Problem description>
Go through each line of the entries below and tally those containing the string "label"; give only the total.

+ + +

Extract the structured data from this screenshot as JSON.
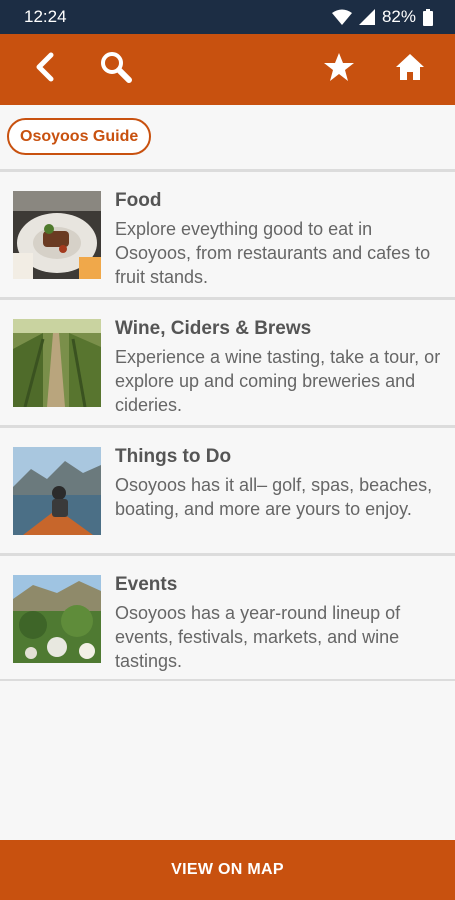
{
  "status_bar": {
    "time": "12:24",
    "battery": "82%",
    "icons": [
      "wifi-icon",
      "signal-icon",
      "battery-icon"
    ]
  },
  "app_bar": {
    "icons": [
      "back-icon",
      "search-icon",
      "star-icon",
      "home-icon"
    ]
  },
  "breadcrumb": {
    "label": "Osoyoos Guide"
  },
  "items": [
    {
      "title": "Food",
      "description": "Explore eveything good to eat in Osoyoos, from restaurants and cafes to fruit stands."
    },
    {
      "title": "Wine, Ciders & Brews",
      "description": "Experience a wine tasting, take a tour, or explore up and coming breweries and cideries."
    },
    {
      "title": "Things to Do",
      "description": "Osoyoos has it all– golf, spas, beaches, boating, and more are yours to enjoy."
    },
    {
      "title": "Events",
      "description": "Osoyoos has a year-round lineup of events, festivals, markets, and wine tastings."
    }
  ],
  "bottom": {
    "label": "VIEW ON MAP"
  },
  "colors": {
    "accent": "#c8510f",
    "status_bar": "#1c2d44",
    "background": "#f7f7f7"
  }
}
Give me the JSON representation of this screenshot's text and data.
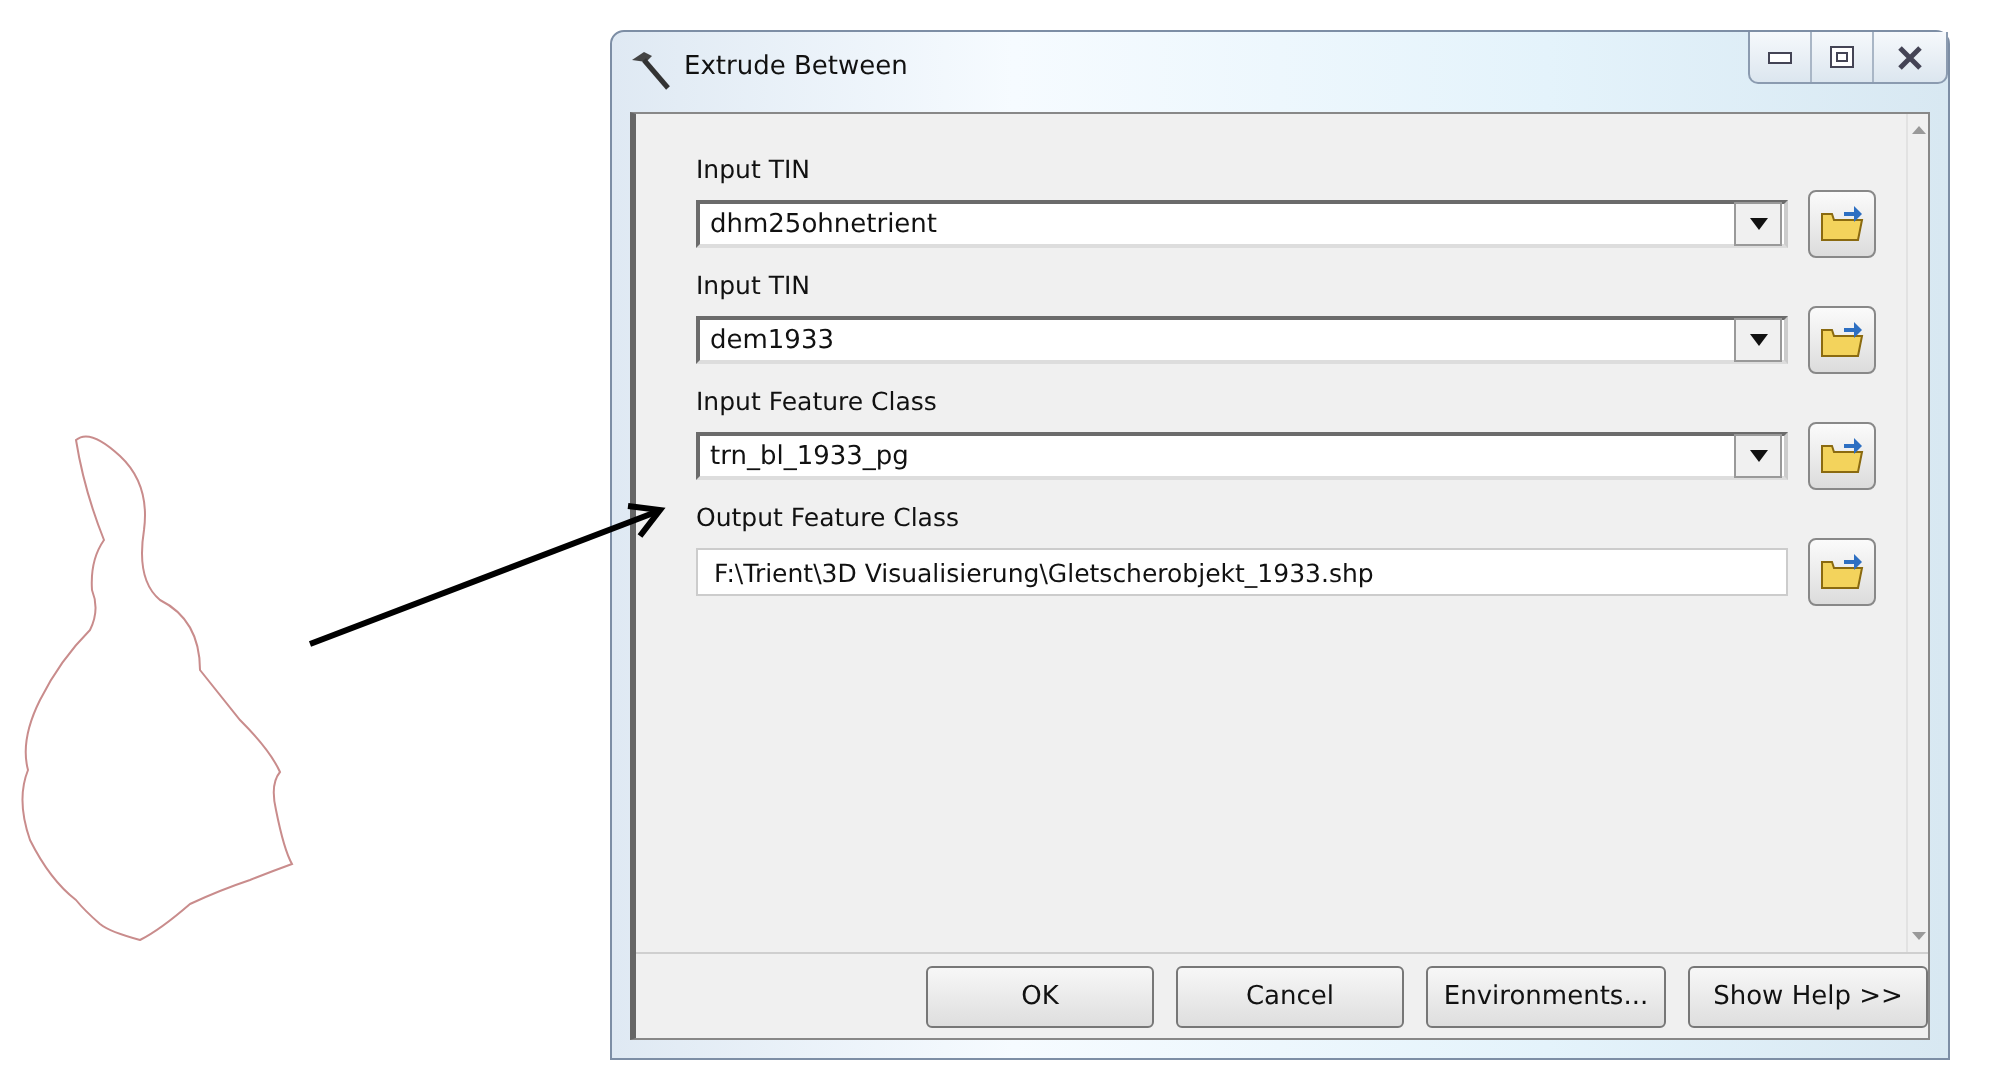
{
  "window": {
    "title": "Extrude Between"
  },
  "fields": [
    {
      "kind": "combo",
      "label": "Input TIN",
      "value": "dhm25ohnetrient"
    },
    {
      "kind": "combo",
      "label": "Input TIN",
      "value": "dem1933"
    },
    {
      "kind": "combo",
      "label": "Input Feature Class",
      "value": "trn_bl_1933_pg"
    },
    {
      "kind": "text",
      "label": "Output Feature Class",
      "value": "F:\\Trient\\3D Visualisierung\\Gletscherobjekt_1933.shp"
    }
  ],
  "buttons": [
    "OK",
    "Cancel",
    "Environments...",
    "Show Help >>"
  ]
}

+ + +

Solution to the exercise>
6